Before that however, let’s take a look at the standouts from this game.
Florida State Seminoles – Performances of Note
Jameis Winston, QB: +0.6
Breakdown: As seems to be the trend in college this season, when the top quarterbacks put up impressive looking numbers, they are often bailed out by some disastrous coverage. Winston was fine in this game, but had virtually no pressure to deal with (four snaps) and had a couple of total coverage busts to take advantage of.
Signature Play: Q2. 5:48. This looks great on the stat sheet, but about all Winston needed to do was see the guy with nobody covering him after his cover-man fell over trying to track his release. Routine touchdown.
Cameron Erving, C: +5.9
Breakdown: The left tackle for FSU for most of the season, Erving has been asked to play center the past few games, and he responded in this one with a dominant performance against the undersized Georgia Tech defensive line. Erving was a monster in the run game all day, manhandling defenders and giving FSU major running lanes to work with.

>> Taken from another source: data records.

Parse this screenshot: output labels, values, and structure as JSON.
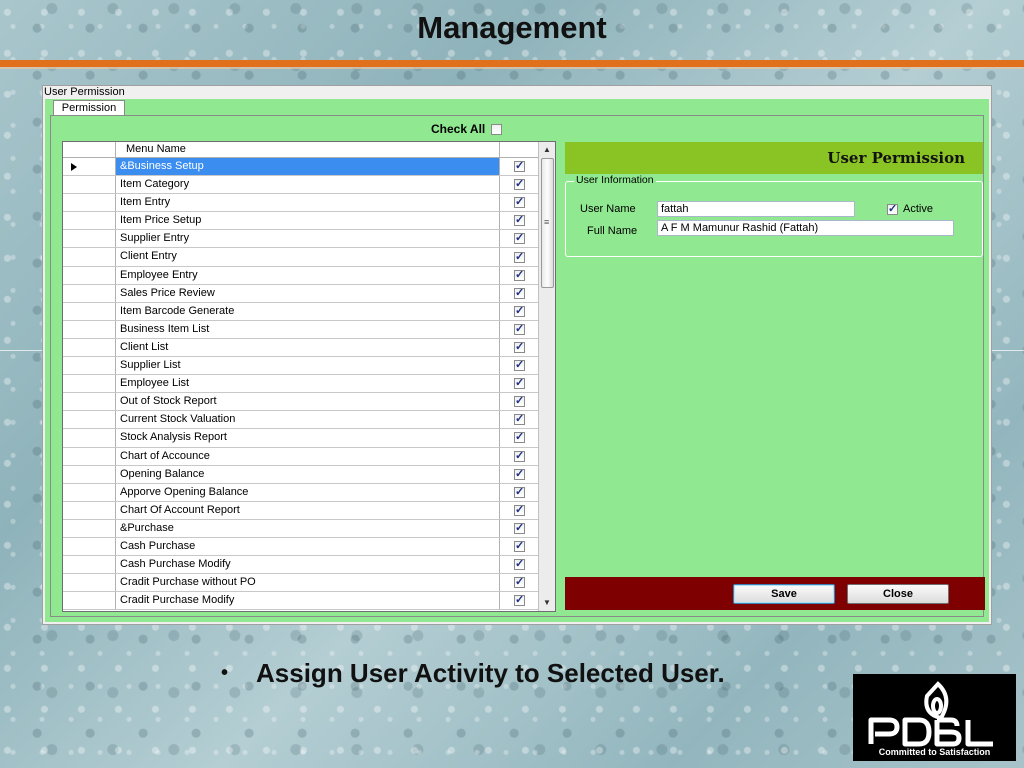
{
  "slide": {
    "title": "Management",
    "bullet": "Assign User Activity to Selected User."
  },
  "window": {
    "title": "User Permission",
    "tab_label": "Permission",
    "check_all_label": "Check All",
    "check_all_checked": false
  },
  "grid": {
    "column_header": "Menu Name",
    "rows": [
      {
        "name": "&Business Setup",
        "checked": true,
        "selected": true
      },
      {
        "name": "Item Category",
        "checked": true
      },
      {
        "name": "Item Entry",
        "checked": true
      },
      {
        "name": "Item Price Setup",
        "checked": true
      },
      {
        "name": "Supplier Entry",
        "checked": true
      },
      {
        "name": "Client Entry",
        "checked": true
      },
      {
        "name": "Employee Entry",
        "checked": true
      },
      {
        "name": "Sales Price Review",
        "checked": true
      },
      {
        "name": "Item Barcode Generate",
        "checked": true
      },
      {
        "name": "Business Item List",
        "checked": true
      },
      {
        "name": "Client List",
        "checked": true
      },
      {
        "name": "Supplier List",
        "checked": true
      },
      {
        "name": "Employee List",
        "checked": true
      },
      {
        "name": "Out of Stock Report",
        "checked": true
      },
      {
        "name": "Current Stock Valuation",
        "checked": true
      },
      {
        "name": "Stock Analysis Report",
        "checked": true
      },
      {
        "name": "Chart of Accounce",
        "checked": true
      },
      {
        "name": "Opening Balance",
        "checked": true
      },
      {
        "name": "Apporve Opening Balance",
        "checked": true
      },
      {
        "name": "Chart Of Account Report",
        "checked": true
      },
      {
        "name": "&Purchase",
        "checked": true
      },
      {
        "name": "Cash Purchase",
        "checked": true
      },
      {
        "name": "Cash Purchase Modify",
        "checked": true
      },
      {
        "name": "Cradit Purchase without PO",
        "checked": true
      },
      {
        "name": "Cradit Purchase Modify",
        "checked": true
      }
    ]
  },
  "panel": {
    "banner_title": "User Permission",
    "group_title": "User Information",
    "user_name_label": "User Name",
    "user_name_value": "fattah",
    "full_name_label": "Full Name",
    "full_name_value": "A F M Mamunur Rashid (Fattah)",
    "active_label": "Active",
    "active_checked": true
  },
  "buttons": {
    "save": "Save",
    "close": "Close"
  },
  "logo": {
    "brand": "PDBL",
    "tagline": "Committed to Satisfaction"
  },
  "colors": {
    "accent_orange": "#e0701c",
    "form_green": "#90e890",
    "banner_green": "#8ac424",
    "footer_maroon": "#7f0000",
    "selection_blue": "#3b8ef0"
  }
}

Signature Stat: The Seminoles averaged 5.7 yards per carry running either side of center.
Rashad Greene, WR: +2.2
Breakdown: If there was a player that really stood out on the FSU offense when it came to the passing game it was Greene, though TE Nick O’Leary had a fine game also. Greene made a series of big plays in the game and was the main threat, notching the most targets, receptions, yards and touchdowns on the team.
Signature Stat: Gained 65 of his 123 receiving yards after the catch.

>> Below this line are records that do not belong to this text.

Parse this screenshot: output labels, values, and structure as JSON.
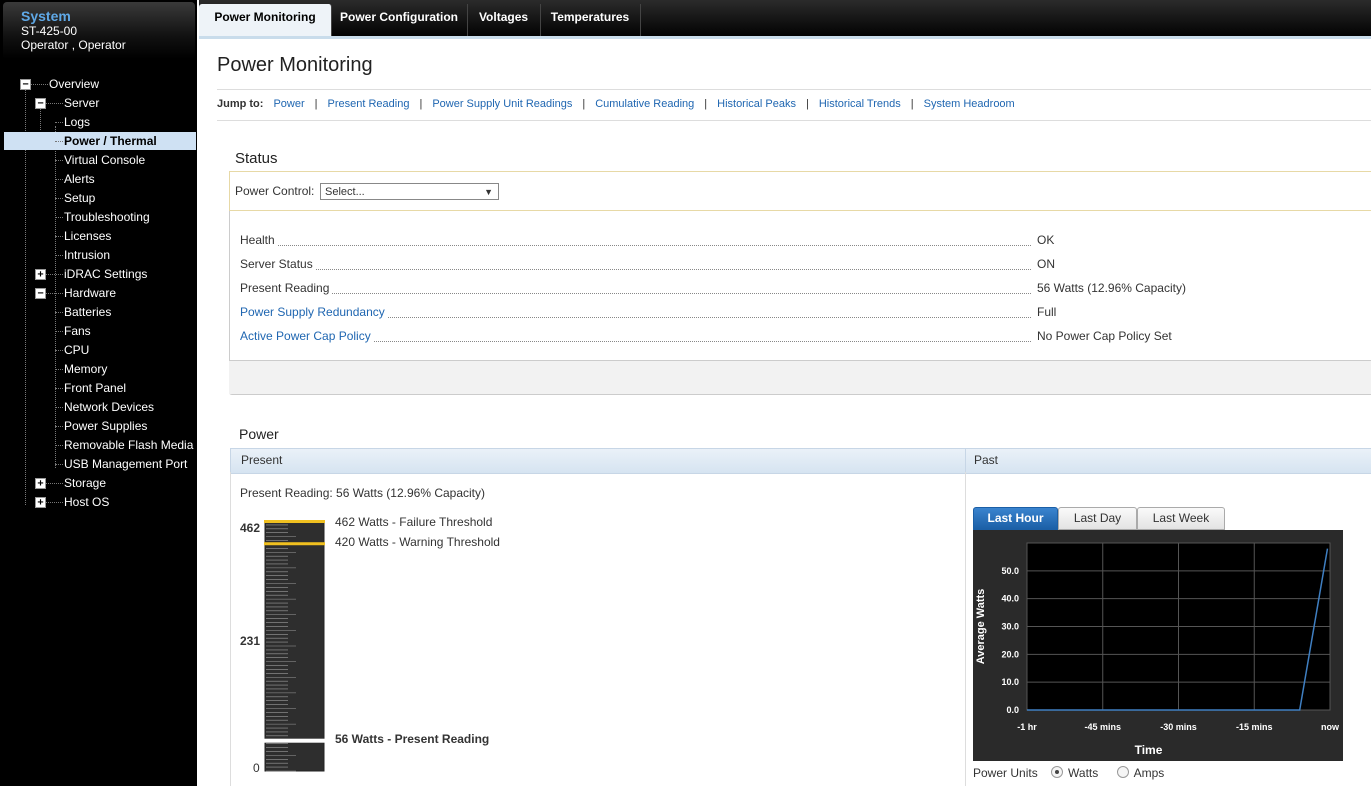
{
  "sidebar": {
    "system_title": "System",
    "model": "ST-425-00",
    "user": "Operator , Operator",
    "items": [
      {
        "label": "Overview"
      },
      {
        "label": "Server"
      },
      {
        "label": "Logs"
      },
      {
        "label": "Power / Thermal"
      },
      {
        "label": "Virtual Console"
      },
      {
        "label": "Alerts"
      },
      {
        "label": "Setup"
      },
      {
        "label": "Troubleshooting"
      },
      {
        "label": "Licenses"
      },
      {
        "label": "Intrusion"
      },
      {
        "label": "iDRAC Settings"
      },
      {
        "label": "Hardware"
      },
      {
        "label": "Batteries"
      },
      {
        "label": "Fans"
      },
      {
        "label": "CPU"
      },
      {
        "label": "Memory"
      },
      {
        "label": "Front Panel"
      },
      {
        "label": "Network Devices"
      },
      {
        "label": "Power Supplies"
      },
      {
        "label": "Removable Flash Media"
      },
      {
        "label": "USB Management Port"
      },
      {
        "label": "Storage"
      },
      {
        "label": "Host OS"
      }
    ],
    "toggle_minus": "−",
    "toggle_plus": "+"
  },
  "tabs": [
    {
      "label": "Power Monitoring"
    },
    {
      "label": "Power Configuration"
    },
    {
      "label": "Voltages"
    },
    {
      "label": "Temperatures"
    }
  ],
  "page": {
    "title": "Power Monitoring",
    "jump_label": "Jump to:",
    "jump_links": [
      "Power",
      "Present Reading",
      "Power Supply Unit Readings",
      "Cumulative Reading",
      "Historical Peaks",
      "Historical Trends",
      "System Headroom"
    ],
    "jump_sep": "|"
  },
  "status": {
    "title": "Status",
    "power_control_label": "Power Control:",
    "power_control_value": "Select...",
    "rows": [
      {
        "key": "Health",
        "value": "OK"
      },
      {
        "key": "Server Status",
        "value": "ON"
      },
      {
        "key": "Present Reading",
        "value": "56 Watts (12.96% Capacity)"
      },
      {
        "key": "Power Supply Redundancy",
        "value": "Full"
      },
      {
        "key": "Active Power Cap Policy",
        "value": "No Power Cap Policy Set"
      }
    ]
  },
  "power": {
    "title": "Power",
    "present_header": "Present",
    "past_header": "Past",
    "present_reading": "Present Reading: 56 Watts (12.96% Capacity)",
    "gauge": {
      "max_label": "462",
      "mid_label": "231",
      "min_label": "0",
      "max": 462,
      "warning": 420,
      "failure": 462,
      "present": 56,
      "failure_note": "462 Watts - Failure Threshold",
      "warning_note": "420 Watts - Warning Threshold",
      "present_note": "56 Watts - Present Reading",
      "marker_color": "#f0c020"
    },
    "past_tabs": [
      "Last Hour",
      "Last Day",
      "Last Week"
    ],
    "units_label": "Power Units",
    "units": [
      "Watts",
      "Amps"
    ]
  },
  "chart_data": {
    "type": "line",
    "title": "",
    "xlabel": "Time",
    "ylabel": "Average Watts",
    "x_ticks": [
      "-1 hr",
      "-45 mins",
      "-30 mins",
      "-15 mins",
      "now"
    ],
    "y_ticks": [
      "0.0",
      "10.0",
      "20.0",
      "30.0",
      "40.0",
      "50.0"
    ],
    "ylim": [
      0,
      60
    ],
    "xlim_minutes": [
      -60,
      0
    ],
    "series": [
      {
        "points": [
          [
            -60,
            0
          ],
          [
            -55,
            0
          ],
          [
            -50,
            0
          ],
          [
            -45,
            0
          ],
          [
            -40,
            0
          ],
          [
            -35,
            0
          ],
          [
            -30,
            0
          ],
          [
            -25,
            0
          ],
          [
            -20,
            0
          ],
          [
            -15,
            0
          ],
          [
            -10,
            0
          ],
          [
            -6,
            0
          ],
          [
            -0.5,
            58
          ]
        ]
      }
    ],
    "colors": {
      "background": "#2a2a2a",
      "grid": "#555555",
      "line": "#3f7fc2",
      "text": "#ffffff"
    },
    "grid": true
  }
}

Georgia Tech Yellow Jackets – Performances of Note
Justin Thomas, QB: +4.1
Breakdown: Obviously, with the offense the Georgia Tech run, the majority of Thomas’ positive grade came as a runner. He made several big plays in their option attack, beating Florida State defenders who weren’t as disciplined as they could have been, cheating to try and play both parts of the option and failing to defend either. Sadly for him his deficiencies as a passer showed up late as he threw a few ugly balls at crucial times in the game.

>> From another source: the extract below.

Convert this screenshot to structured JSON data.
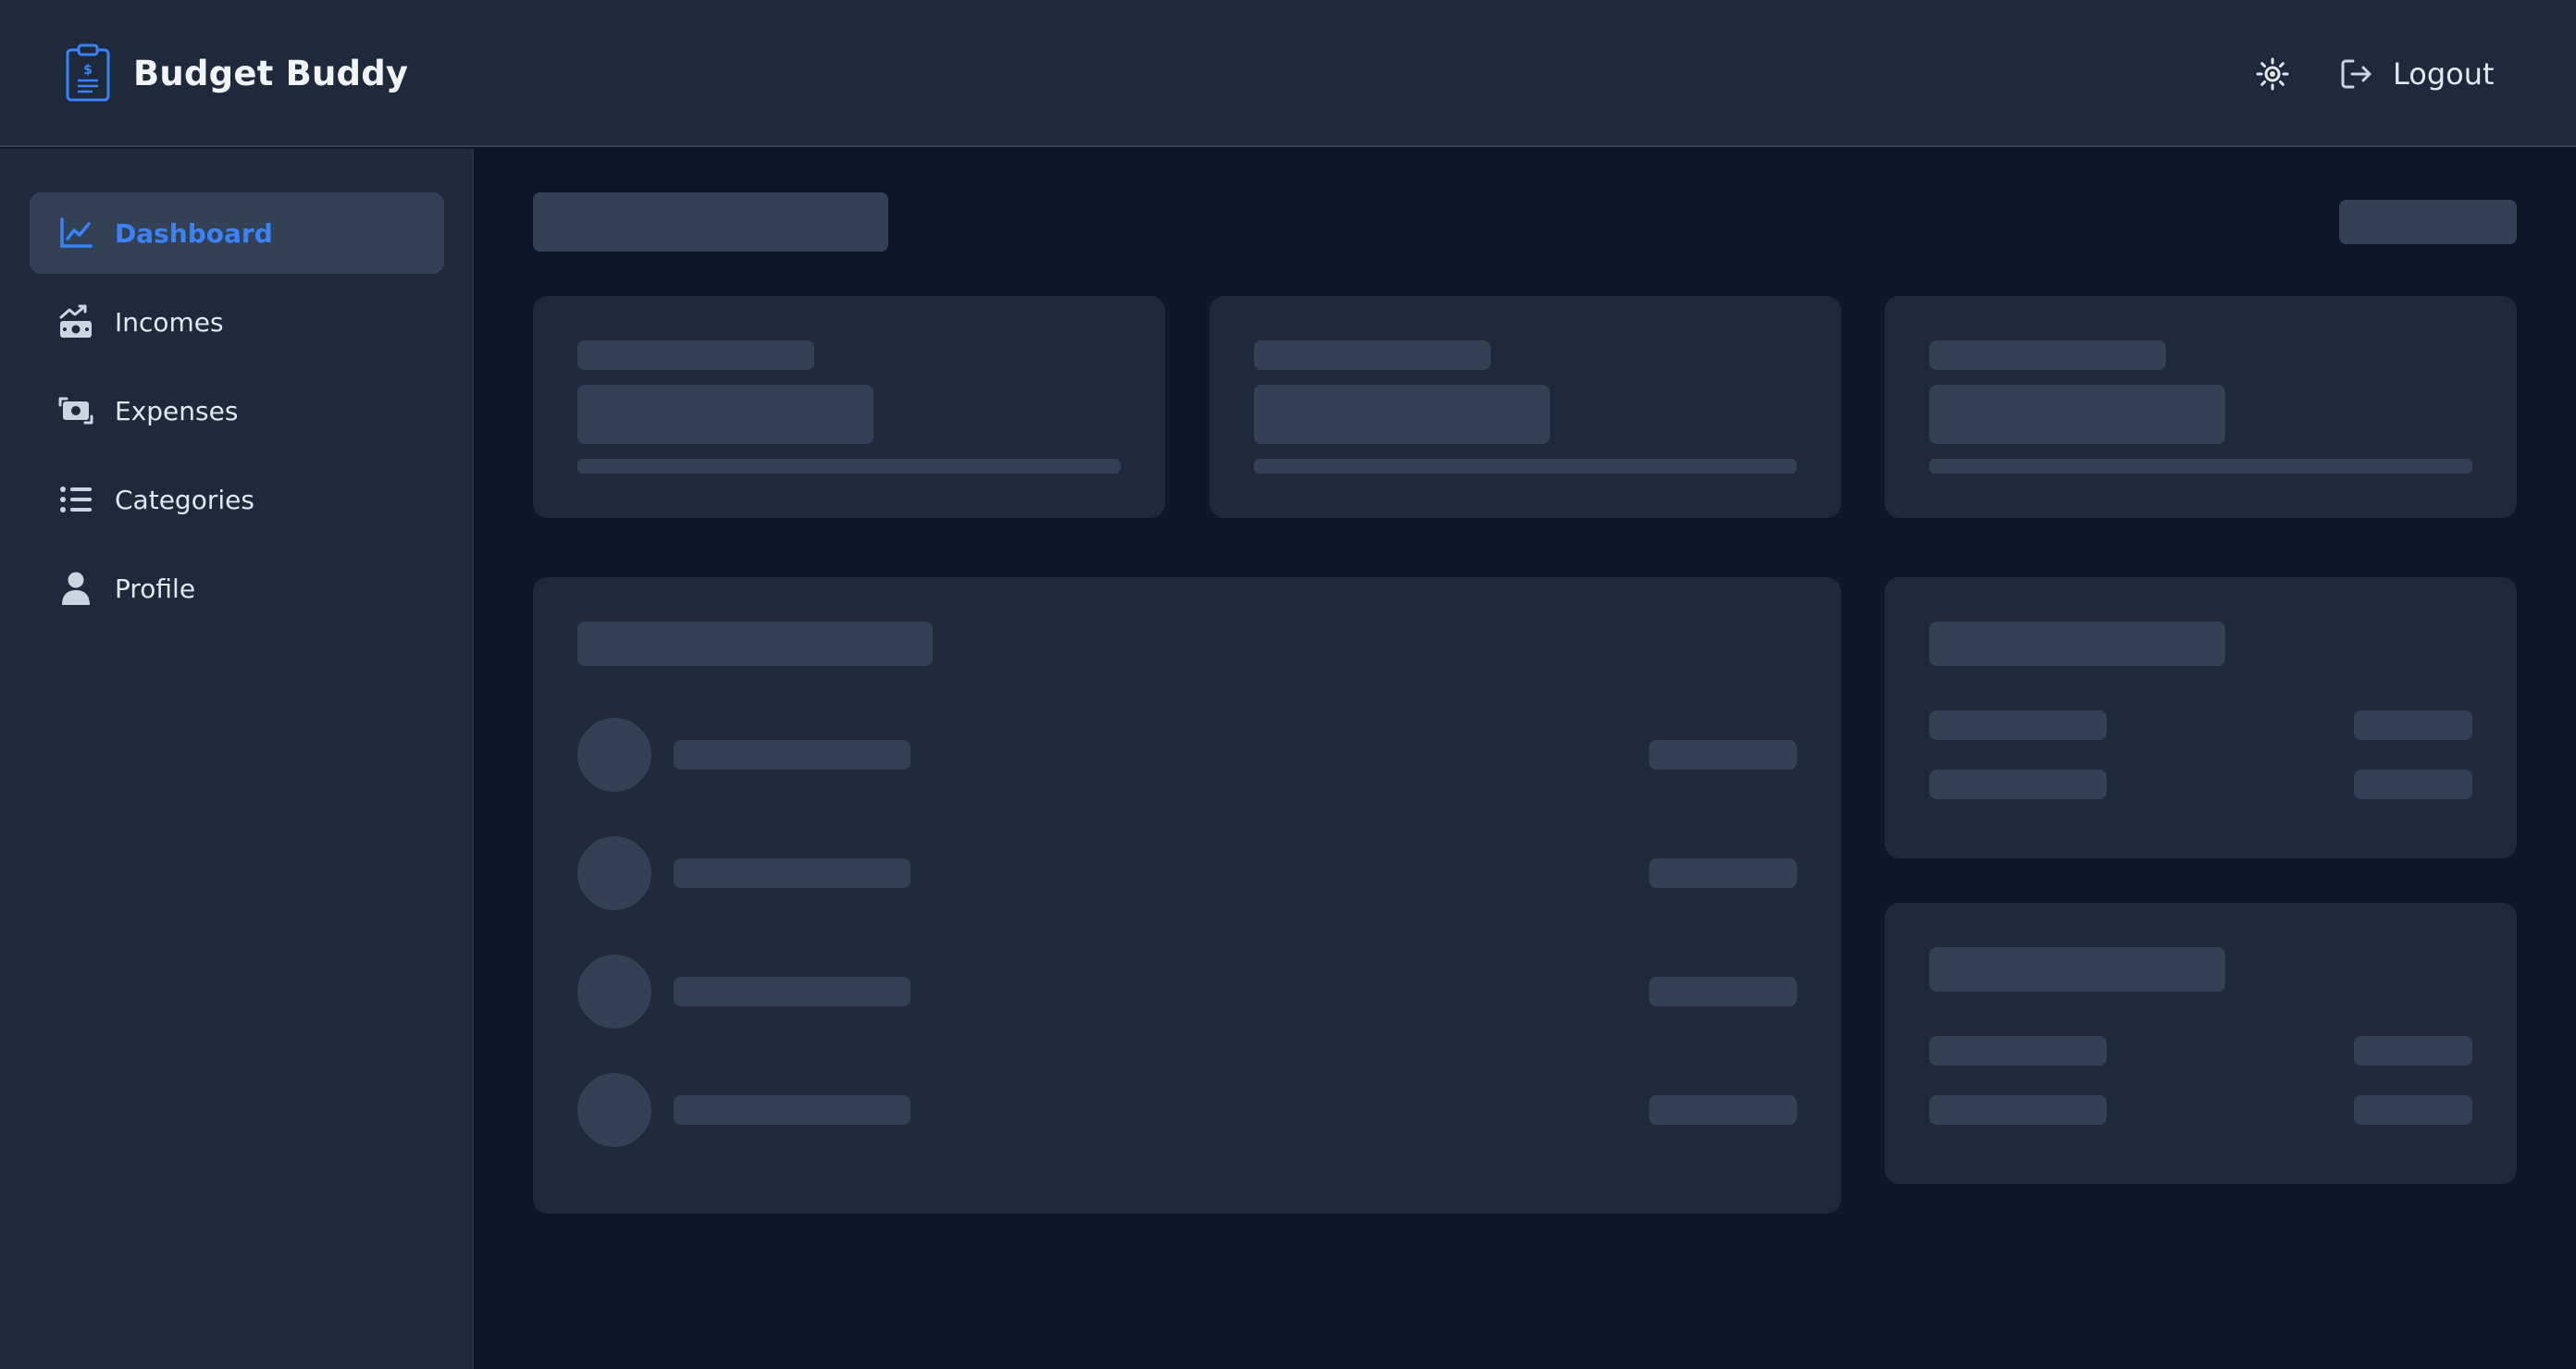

Signature Stat: Forced five missed tackles to lead all GT rushers.
Shaquille Mason, RG: +5.0
Breakdown: Like the rest of the offense, it’s very difficult to evaluate Georgia Tech’s blocking by conventional standards. The technique in this triple option attack is so completely foreign to most other systems that it’s tough to really compare apples with apples. Nonetheless, the one player from this line that stands out more often than not to me is Mason. He fires off the line and has a powerful initial surge, often enough to gain positive yardage, but he also doesn’t get beaten from that aggressive punch as often as most of his linemates do.
Signature Stat: Mason was one of two GT offensive linemen to grade positively, and his +5.0 was far better than the next best performance, from LT Byron Chamberlain (+1.7)
The D-line: -14.2 Combined among starters
Breakdown: It would be unfair to single anybody out on this unit, but the D-line was simply outgunned in this encounter. The broadcast ran a graphic claiming the average weight of the Florida State O-line at 323lbs, 64lbs heavier than the average defensive lineman from Georgia Tech. 280lb defensive tackles and 240lb defensive ends just couldn’t stand up to the kind of grind the Seminoles put on them all game long.
Signature Stat: Florida State averaged 5.4 yards per carry on 33 attempts and their rushers only had to force four missed tackles to get that yardage. They averaged 3.3 yards per carry before any defensive contact at all.
PFF Game Ball
Guys like Greene and O’Leary had good claims to the game ball, but it would be wrong to do anything other than award it to the entire FSU offensive line, who controlled this game in the trenches, explaining to a large degree Dalvin Cook’s relatively modest grade despite his gaudy stats. They opened up huge holes all game long.
Florida State Offense
Florida State Defense